A long time ago in the early 1980s, I was studying at the University of New Brunswick in Fredericton NB, Canada. The university is on top of a hill and I used to negotiate a wooden stairway from the road where I was living to get up the first part of the climb.
One day, some people were at the top of the stairway, so I waited patiently at the bottom to let them come down. They took their time and then walked past me calmly without the hint of a thank you.
I was flabbergasted.
“That would never happen in England,” I said to myself.
Chistmas 1982 found me in England, and guess what? Exactly the same thing happened to me.
I made a careful mental note then and there that I would never again assume that behaviour in the land of my birth was superior to or different from the country in which I happened to be while abroad. The last thing I wanted to be was an ex-patriate living in a dream of a country that never was.
I have now been living in Switzerland for thirty years.
In July, I went to England with my wife Brigitte to visit my mother who is the same age as the Queen.
One day we went to the beach at Holywell, Eastbourne. It was very pleasant indeed. A light breeze, a little cloud, a hint of sun, neither too hot nor too cold.
We’d been there a while when a number of children in school uniform started to arrive at the beach. Some of them went swimming. One even went into the water in her school uniform. Three boys, probably aged somewhere between ten and twelve started playing with a ball somewhere behind us up the beach.
Suddenly a tennis ball whizzed out of nowhere and hit my wife extremely hard in the back. She was both shocked and physically hurt. Understandably, she was angry, but the boy responsible ran away and the other two just laughed.
I suggested that we hang on to the ball until she got an apology. Sooner or later, someone would have to come and ask for the ball back, I reasoned.
Only when we got up to leave the beach did two adults come up to us. One was the father of one of the children, the other a teacher from the school.

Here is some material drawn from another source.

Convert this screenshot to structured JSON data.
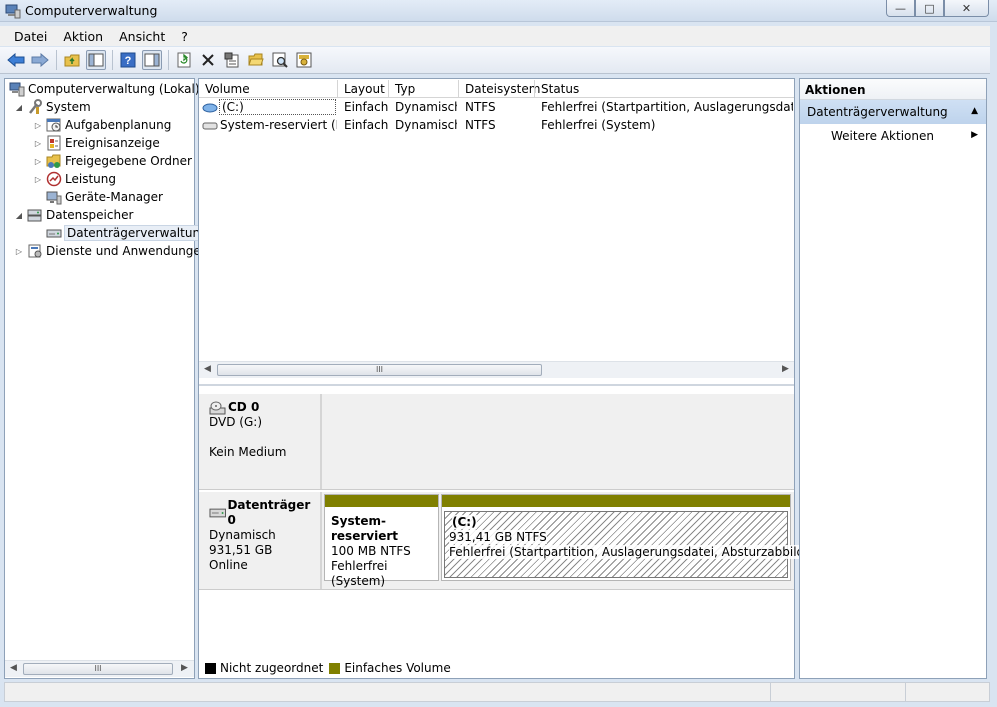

We explained what had happened and that an apology was in order. The teacher tried to convince us that the boys didn’t know what they were doing and hadn’t hurt my wife deliberately. The father said that it was the last day of school and the children were just blowing off steam. At no point did either of the adults in charge show any sign that an apology was in order.
I said that we weren’t going to give the ball back until the boy who had thrown it gave my wife some sort of apology. A third adult came up and asked for the ball informing us that we couldn’t walk away with other people’s property.
I repeated what I’d said before.
The father eventually came up with the boy who simply said, ‘Sorry,’ without any grace or sincerity at all. I felt it was probably the best we could do and we gave the ball back.
I must admit that I was shocked by the attitude of the adults present and saddened to think that basic manners in England had sunk to such a low point.
Boy hits adult with ball on beach: apology. End of discussion.
Here, we had adults going to any length to justify the behaviour of children with no hint of an assumption of responsibility. We were the culprits because we were walking off the beach with the ball.
I would like to be able to say that this was an isolated incident, but in the last six months I have been in several situations where similar things have happened – and in different countries too.
There is a growing refusal on the part of parents generally to accept responsibility for the behaviour of their children in public or to admit that they might be at fault. Indeed, if you indicate in any way that the behaviour of their child is bothersome, the parents use emotional blackmail to give the impression that they are the victims and you the one at fault. They also become very aggressive, very quickly.
I do not think that parents who continually try to find excuses for their children are doing them any favours.
We live in a society that has become so ego-driven that even the golden rule of civilization has been eroded.
Do unto others as you would have them do unto you.
Or in other words, don’t do something to someone else that you wouldn’t want done to you.
Without this rule, there is no civilization.
Why is it so difficult for people these days to apologize?
They will go to any lengths to try and present the other person in a bad light and make a crisis out of something that would be forgotten almost instantaneously with a quick apology. They argue that black is white and that white is black. It is the world upside-down.
We’re talking basic politeness here.
It is my belief that politeness is the oil in the machine of human society. Without oil, what happens to a machine? After a while, it doesn’t work anymore.
And don’t make the mistake of thinking that ‘polite’ equals ‘weak.’ The very fact that you are capable of standing back from yourself long enough to think about somebody else indicates that you are far stronger than the many impolite people around you.
It’s simply a question of offering basic respect to other people.
It doesn’t cost anything.
It doesn’t take up a lot of time.
And it helps considerably to improve human relations in general.
Have a great week.